#### EXERCISE:
Repeat the following data exactly, omitting pictures.

Component data from apps and pages:
>>>>

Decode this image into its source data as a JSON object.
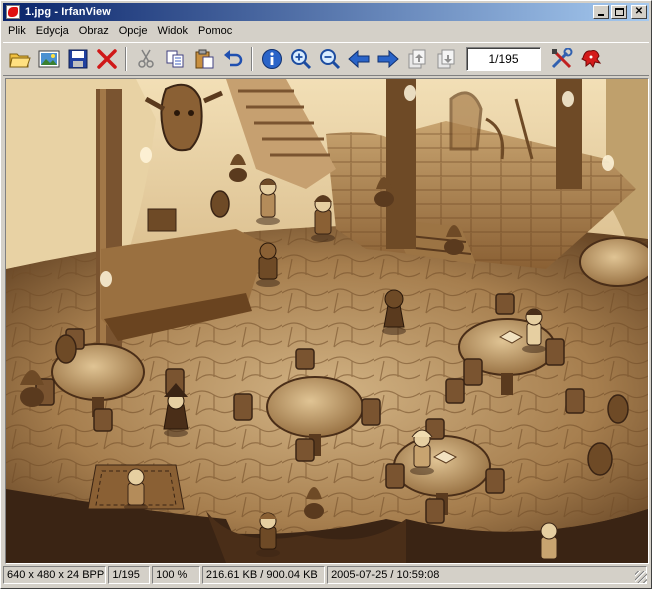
{
  "window": {
    "title": "1.jpg - IrfanView"
  },
  "menu": [
    {
      "label": "Plik"
    },
    {
      "label": "Edycja"
    },
    {
      "label": "Obraz"
    },
    {
      "label": "Opcje"
    },
    {
      "label": "Widok"
    },
    {
      "label": "Pomoc"
    }
  ],
  "toolbar": {
    "icons": [
      "open-folder-icon",
      "thumbnails-icon",
      "save-icon",
      "delete-icon",
      "cut-icon",
      "copy-icon",
      "paste-icon",
      "undo-icon",
      "info-icon",
      "zoom-in-icon",
      "zoom-out-icon",
      "previous-icon",
      "next-icon",
      "previous-page-icon",
      "next-page-icon",
      "settings-icon",
      "exit-icon"
    ],
    "page_value": "1/195"
  },
  "status": {
    "dimensions": "640 x 480 x 24 BPP",
    "index": "1/195",
    "zoom": "100 %",
    "size": "216.61 KB / 900.04 KB",
    "datetime": "2005-07-25 / 10:59:08"
  },
  "colors": {
    "title_start": "#0a246a",
    "title_end": "#a6caf0",
    "face": "#d4d0c8",
    "canvas_bg": "#402818",
    "sepia_light": "#e6cfa1",
    "sepia_mid": "#b48c5a",
    "sepia_dark": "#5a3a1e"
  }
}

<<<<

#### ANSWER BOX:
Decode this image into its source data as a JSON object.
{
  "window": {
    "title": "1.jpg - IrfanView"
  },
  "menu": [
    {
      "label": "Plik"
    },
    {
      "label": "Edycja"
    },
    {
      "label": "Obraz"
    },
    {
      "label": "Opcje"
    },
    {
      "label": "Widok"
    },
    {
      "label": "Pomoc"
    }
  ],
  "toolbar": {
    "icons": [
      "open-folder-icon",
      "thumbnails-icon",
      "save-icon",
      "delete-icon",
      "cut-icon",
      "copy-icon",
      "paste-icon",
      "undo-icon",
      "info-icon",
      "zoom-in-icon",
      "zoom-out-icon",
      "previous-icon",
      "next-icon",
      "previous-page-icon",
      "next-page-icon",
      "settings-icon",
      "exit-icon"
    ],
    "page_value": "1/195"
  },
  "status": {
    "dimensions": "640 x 480 x 24 BPP",
    "index": "1/195",
    "zoom": "100 %",
    "size": "216.61 KB / 900.04 KB",
    "datetime": "2005-07-25 / 10:59:08"
  },
  "colors": {
    "title_start": "#0a246a",
    "title_end": "#a6caf0",
    "face": "#d4d0c8",
    "canvas_bg": "#402818",
    "sepia_light": "#e6cfa1",
    "sepia_mid": "#b48c5a",
    "sepia_dark": "#5a3a1e"
  }
}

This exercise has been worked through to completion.